Share on linkedin’s PrecautionsHave you ever experienced losing a grant? You often think of many causes. Maybe you haven’t made your purpose clear or your writing is not good enough. Or maybe, you just don’t know how to do grant writing right?

Maybe you just have to read on and find out why your proposal fails you.

How to Do Grant Writing Right

In truth, most proposals have been rejected because of mistakes. So shield your proposal from these grant writing blunders:

1. Not following instructions and qualifications.

Be obsessive-compulsive on instructions if you must. But, never underrate the grantor’s notes if you want to send proposals. It is very important. The practice might save you time and resources. Keep in mind that thousands of proposals have been dumped because the organization fails to follow the guidelines. Be more cautious and only apply where your project fits.
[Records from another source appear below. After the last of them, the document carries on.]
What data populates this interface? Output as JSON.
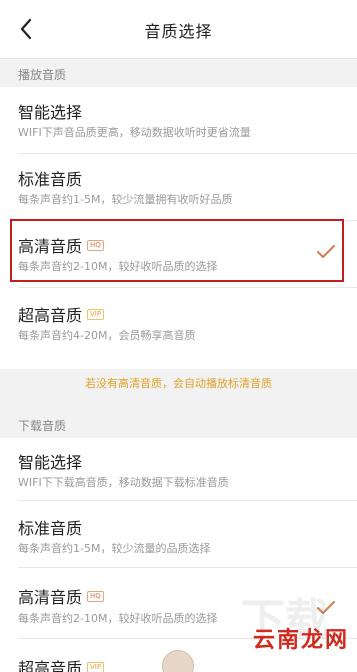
{
  "header": {
    "title": "音质选择"
  },
  "play_section": {
    "label": "播放音质",
    "items": [
      {
        "title": "智能选择",
        "subtitle": "WIFI下声音品质更高，移动数据收听时更省流量",
        "badge": ""
      },
      {
        "title": "标准音质",
        "subtitle": "每条声音约1-5M，较少流量拥有收听好品质",
        "badge": ""
      },
      {
        "title": "高清音质",
        "subtitle": "每条声音约2-10M，较好收听品质的选择",
        "badge": "HQ",
        "selected": true
      },
      {
        "title": "超高音质",
        "subtitle": "每条声音约4-20M，会员畅享高音质",
        "badge": "VIP"
      }
    ]
  },
  "notice": "若没有高清音质，会自动播放标清音质",
  "download_section": {
    "label": "下载音质",
    "items": [
      {
        "title": "智能选择",
        "subtitle": "WIFI下下载高音质，移动数据下载标准音质",
        "badge": ""
      },
      {
        "title": "标准音质",
        "subtitle": "每条声音约1-5M，较少流量的品质选择",
        "badge": ""
      },
      {
        "title": "高清音质",
        "subtitle": "每条声音约2-10M，较好收听品质的选择",
        "badge": "HQ",
        "selected": true
      },
      {
        "title": "超高音质",
        "subtitle": "",
        "badge": "VIP"
      }
    ]
  },
  "watermark": "云南龙网",
  "colors": {
    "accent": "#e0a12b",
    "check": "#d57a4a",
    "highlight": "#c0201f"
  },
  "icons": {
    "back": "chevron-left-icon",
    "selected": "check-icon"
  }
}
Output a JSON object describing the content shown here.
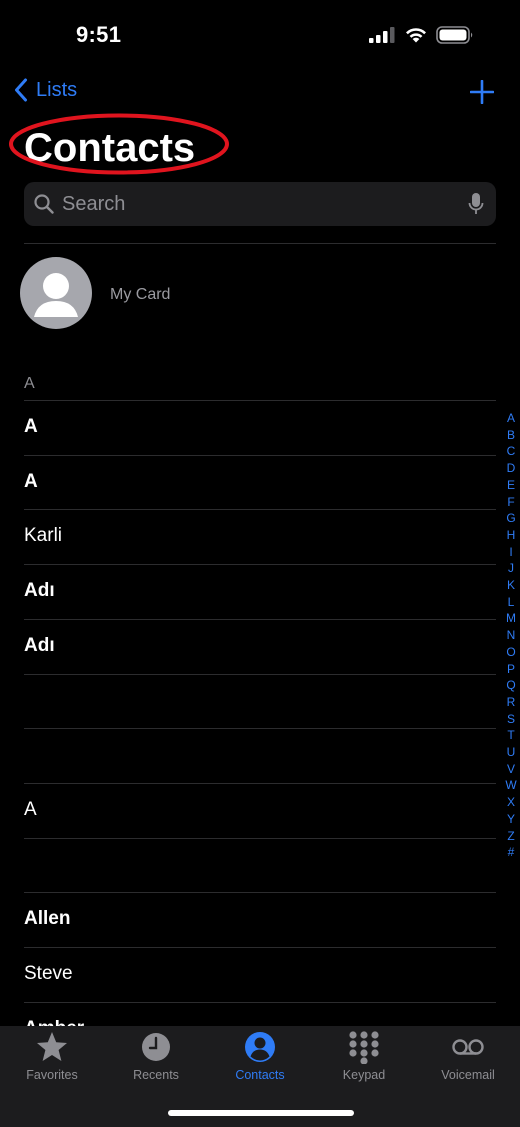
{
  "status": {
    "time": "9:51"
  },
  "nav": {
    "back_label": "Lists"
  },
  "title": "Contacts",
  "search": {
    "placeholder": "Search"
  },
  "my_card_label": "My Card",
  "section_letter": "A",
  "contacts": [
    {
      "name": "A",
      "bold": true
    },
    {
      "name": "A",
      "bold": true
    },
    {
      "name": "Karli",
      "bold": false
    },
    {
      "name": "Adı",
      "bold": true
    },
    {
      "name": "Adı",
      "bold": true
    },
    {
      "name": "",
      "bold": false
    },
    {
      "name": "",
      "bold": false
    },
    {
      "name": "A",
      "bold": false
    },
    {
      "name": "",
      "bold": false
    },
    {
      "name": "Allen",
      "bold": true
    },
    {
      "name": "Steve",
      "bold": false
    },
    {
      "name": "Amber",
      "bold": true
    }
  ],
  "index_letters": [
    "A",
    "B",
    "C",
    "D",
    "E",
    "F",
    "G",
    "H",
    "I",
    "J",
    "K",
    "L",
    "M",
    "N",
    "O",
    "P",
    "Q",
    "R",
    "S",
    "T",
    "U",
    "V",
    "W",
    "X",
    "Y",
    "Z",
    "#"
  ],
  "tabs": [
    {
      "label": "Favorites",
      "icon": "star-icon",
      "active": false
    },
    {
      "label": "Recents",
      "icon": "clock-icon",
      "active": false
    },
    {
      "label": "Contacts",
      "icon": "person-circle-icon",
      "active": true
    },
    {
      "label": "Keypad",
      "icon": "keypad-icon",
      "active": false
    },
    {
      "label": "Voicemail",
      "icon": "voicemail-icon",
      "active": false
    }
  ],
  "colors": {
    "accent": "#2f7cf6",
    "annotation": "#e0141e",
    "background": "#000000",
    "tabbar": "#1c1c1e"
  }
}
2. Getting too unreal.

Most grant seekers forget to ground their projects with realistic budget and timetable. When this happens, the project won’t be approved. The best way to prove to the benefactor that you are worth the try is not just by telling about your beliefs and vision. You have to show how to do it and where to use the fund. So make your project feasible that the giver will not have qualms on you.

3. Failing to set the receiver apart from the benefactor.

In a set-up of grant for nonprofits, remember that the funder will not give the money to you. He will give it through you. Always put yourself or your group apart from your charity. The more you emphasize your recipients, the more that the giver will likely award you the fund. Don’t tell that you need the $5,000 so as to keep your campaign running. Instead, tell that you will use $5,000 for the school supplies of children from low-income families.

4. Not talking about specific goals.

Some people forgot to name the figures. Some people forgot to tell the real objectives. Any important details that may be missing is crucial to the decisions of reviewers. Also, tailor your proposal too the funding agencies. It is the best practice to let them know how your goals align with theirs.

5. Little focus on the ‘how’.

Grant seekers explain why they should receive the fund. However, only a few focuses on how their goals can be achieved through the award. As such, you have to describe each step to take in order to attain your aims. Every funder needs to know how you will carry out your project.

Scroll to Top